It's a fragile pact, as most in football are, and requires trust and at least a tiny bit of transparency. Pep has taken jibes at the supporters before, and has been forgiven, but this feels different.

His refusal to apologise, before attempting to deny that he had called on supporters to turn up to watch their (most likely) 5-0 win at home to Southampton on Saturday, is as odd as what he originally said.


Guardiola is an intelligent man. He knows that he could have killed this story with one apology. He could have said that he simply wants the best for the club, and that sometimes this desire makes him speak with his heart rather than his mind, but that he - as a man of the people who is a passionate proponent of the Catalan independence movement - is aware of the fact that we live in an increasingly hostile society that punishes working people for not being wealthier.

He didn't even need to say any of that. He could've just said sorry. That, most likely, would have been that.

Instead, he has doubled down, and in doing so has created a problem which threatens to cast a shadow over much of what he has done at the club. His most recent comments illustrate that he is fully aware of this.

“I will never be a problem for the fans,” he said. “If I am a problem I will step aside. It’s not a problem, I am one of them."


This, no matter which way you look at it, is an incendiary comment which has ratcheted up the intensity of the situation significantly more than was necessary.

No one has called for Pep to go, bar most likely a few over-enthusiastic Twitter users. He has the fans' trust, and all they want in return is the same kind of support. His words were intentional. He had time to think about it, and decided to say it.

We could hypothesise for days on end the reasoning behind what he's done. Perhaps his feet are getting a little itchy, eager for a new challenge, and he is aware that forcing a divide between himself and supporters would make that eventuality theoretically more palatable for the parties involved.

What the entire situation does suggest, though, is that Guardiola's insistence that he knows the support and history of the club is simply not true. A manager who knows his support inside out would never have said what he said, never mind refusing to apologise for it. They would have known to expect the response Pep has received, as well as the ammunition that this would give opposition fans.

On Saturday, as City welcome the Saints to the Etihad, social media will be awash with more jokes about the club's attendance than usual. The stadium, regardless of attendance, will likely have a mixed atmosphere from fans who - despite turning up week-in, week-out - have been told their support isn't enough, and who will feel their support isn't appreciated.

For a man whose entire career has been built on the exploitation of space, Pep could benefit from doing just that when it comes to this issue; taking a step back and letting things calm down. He has instead chosen an alternate route, one which does away with the 'us against the world' siege mentality which has summed up much of the club's time under owner Sheikh Mansour.

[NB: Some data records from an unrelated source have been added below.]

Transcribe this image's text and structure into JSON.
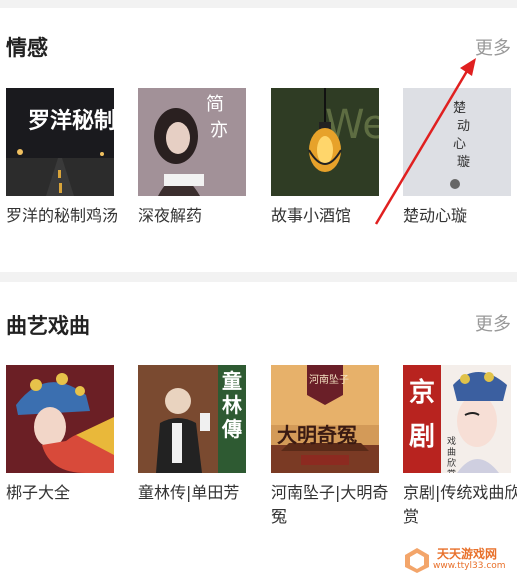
{
  "sections": [
    {
      "title": "情感",
      "more_label": "更多",
      "items": [
        {
          "caption": "罗洋的秘制鸡汤",
          "cover_text": "罗洋秘制"
        },
        {
          "caption": "深夜解药",
          "cover_text": "简亦"
        },
        {
          "caption": "故事小酒馆",
          "cover_text": ""
        },
        {
          "caption": "楚动心璇",
          "cover_text": "楚动心璇"
        }
      ]
    },
    {
      "title": "曲艺戏曲",
      "more_label": "更多",
      "items": [
        {
          "caption": "梆子大全",
          "cover_text": ""
        },
        {
          "caption": "童林传|单田芳",
          "cover_text": "童林傳"
        },
        {
          "caption": "河南坠子|大明奇冤",
          "cover_text": "大明奇冤",
          "cover_subtext": "河南坠子"
        },
        {
          "caption": "京剧|传统戏曲欣赏",
          "cover_text": "京剧",
          "cover_subtext": "戏曲欣赏"
        }
      ]
    }
  ],
  "watermark": {
    "line1": "天天游戏网",
    "line2": "www.ttyl33.com"
  },
  "colors": {
    "arrow": "#e02020",
    "accent": "#e8702a"
  }
}
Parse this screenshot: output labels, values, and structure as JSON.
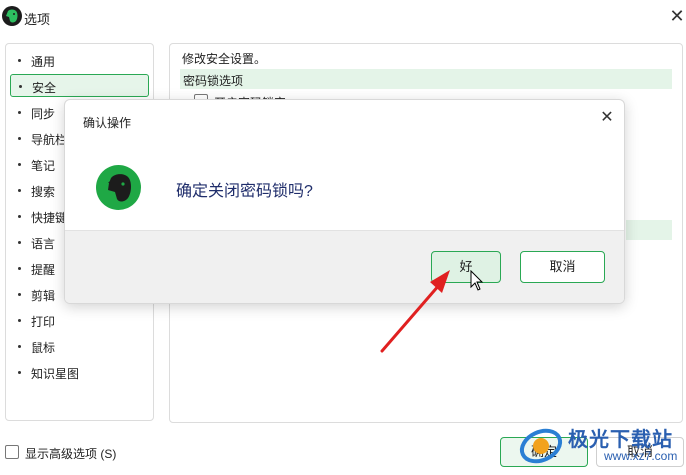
{
  "window": {
    "title": "选项",
    "close_glyph": "✕",
    "logo_icon": "evernote-elephant-icon"
  },
  "sidebar": {
    "items": [
      {
        "label": "通用",
        "active": false
      },
      {
        "label": "安全",
        "active": true
      },
      {
        "label": "同步",
        "active": false
      },
      {
        "label": "导航栏",
        "active": false
      },
      {
        "label": "笔记",
        "active": false
      },
      {
        "label": "搜索",
        "active": false
      },
      {
        "label": "快捷键",
        "active": false
      },
      {
        "label": "语言",
        "active": false
      },
      {
        "label": "提醒",
        "active": false
      },
      {
        "label": "剪辑",
        "active": false
      },
      {
        "label": "打印",
        "active": false
      },
      {
        "label": "鼠标",
        "active": false
      },
      {
        "label": "知识星图",
        "active": false
      }
    ]
  },
  "main": {
    "heading": "修改安全设置。",
    "section_label": "密码锁选项",
    "option_label": "开启密码锁定"
  },
  "footer": {
    "advanced_label": "显示高级选项 (S)",
    "ok_label": "确定",
    "cancel_label": "取消"
  },
  "dialog": {
    "title": "确认操作",
    "close_glyph": "✕",
    "message": "确定关闭密码锁吗?",
    "ok_label": "好",
    "cancel_label": "取消",
    "icon": "evernote-elephant-icon"
  },
  "annotation": {
    "arrow_color": "#e02020",
    "icon": "red-arrow-icon"
  },
  "watermark": {
    "brand": "极光下载站",
    "url": "www.xz7.com"
  },
  "colors": {
    "accent_green": "#2aa854",
    "selected_bg": "#e6f5ea",
    "dialog_text": "#1f2d6b"
  }
}
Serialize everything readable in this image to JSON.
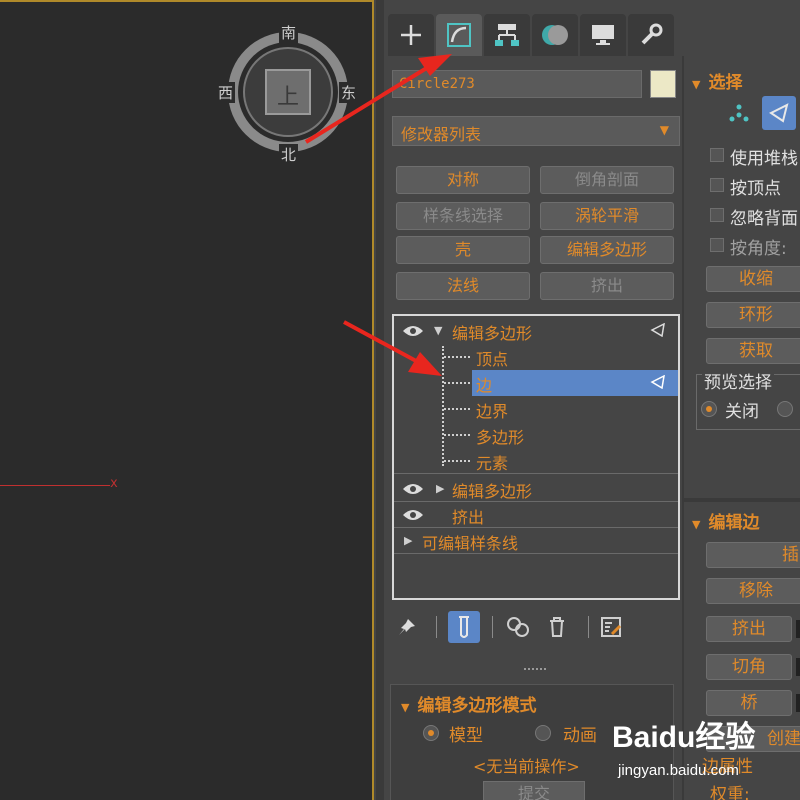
{
  "viewport": {
    "axis_label": "x",
    "compass": {
      "south": "南",
      "north": "北",
      "west": "西",
      "east": "东",
      "cube": "上"
    }
  },
  "tabs": [
    "create-icon",
    "modify-icon",
    "hierarchy-icon",
    "motion-icon",
    "display-icon",
    "utilities-icon"
  ],
  "object": {
    "name": "Circle273",
    "color": "#ece8c6"
  },
  "modifier_list": {
    "label": "修改器列表"
  },
  "modifier_buttons": [
    {
      "label": "对称",
      "enabled": true
    },
    {
      "label": "倒角剖面",
      "enabled": false
    },
    {
      "label": "样条线选择",
      "enabled": false
    },
    {
      "label": "涡轮平滑",
      "enabled": true
    },
    {
      "label": "壳",
      "enabled": true
    },
    {
      "label": "编辑多边形",
      "enabled": true
    },
    {
      "label": "法线",
      "enabled": true
    },
    {
      "label": "挤出",
      "enabled": false
    }
  ],
  "stack": {
    "top": {
      "label": "编辑多边形",
      "expanded": true
    },
    "sub": [
      "顶点",
      "边",
      "边界",
      "多边形",
      "元素"
    ],
    "selected_sub": "边",
    "rows": [
      {
        "label": "编辑多边形",
        "eye": true,
        "arrow": "right"
      },
      {
        "label": "挤出",
        "eye": true,
        "arrow": ""
      },
      {
        "label": "可编辑样条线",
        "eye": false,
        "arrow": "right"
      }
    ]
  },
  "mode_rollout": {
    "title": "编辑多边形模式",
    "model": "模型",
    "animate": "动画",
    "status": "<无当前操作>",
    "submit": "提交"
  },
  "selection_rollout": {
    "title": "选择",
    "checks": [
      "使用堆栈",
      "按顶点",
      "忽略背面",
      "按角度:"
    ],
    "buttons": [
      "收缩",
      "环形",
      "获取"
    ],
    "preview_title": "预览选择",
    "preview_off": "关闭"
  },
  "edit_edges_rollout": {
    "title": "编辑边",
    "buttons": [
      "插",
      "移除",
      "挤出",
      "切角",
      "桥",
      "创建"
    ],
    "partial_text": "边属性",
    "weight_text": "权重:"
  },
  "watermark": {
    "logo": "Baidu经验",
    "url": "jingyan.baidu.com"
  },
  "colors": {
    "accent": "#e08a2a",
    "selection": "#5b86c7",
    "panel": "#454545",
    "viewport": "#2b2b2b"
  }
}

A team like Man City, a local club injected with unimaginable amounts of capital and transformed in a rapid amount of time, requires more than most that connection between the club and its fans to ensure there is no alienation of either party.

Without that connection, a club in City's situation is in danger of disenfranchising its support base - a support base which remembers the days of Maine Road and relegation to the third tier, and will continue to remember it long after Pep goes - and that is something which can often take years or even decades to turn around.

Less talented managers have succeeded in this role as the face of the club, the much-loved Roberto Mancini foremost amongst them. Pep appears to have little desire to do the same, or is perhaps too stubborn to do so.

Whatever his reasons, it is from the outside a bizarre hill to die on, and one which threatens to sour his relationship with the club's fans irreversibly.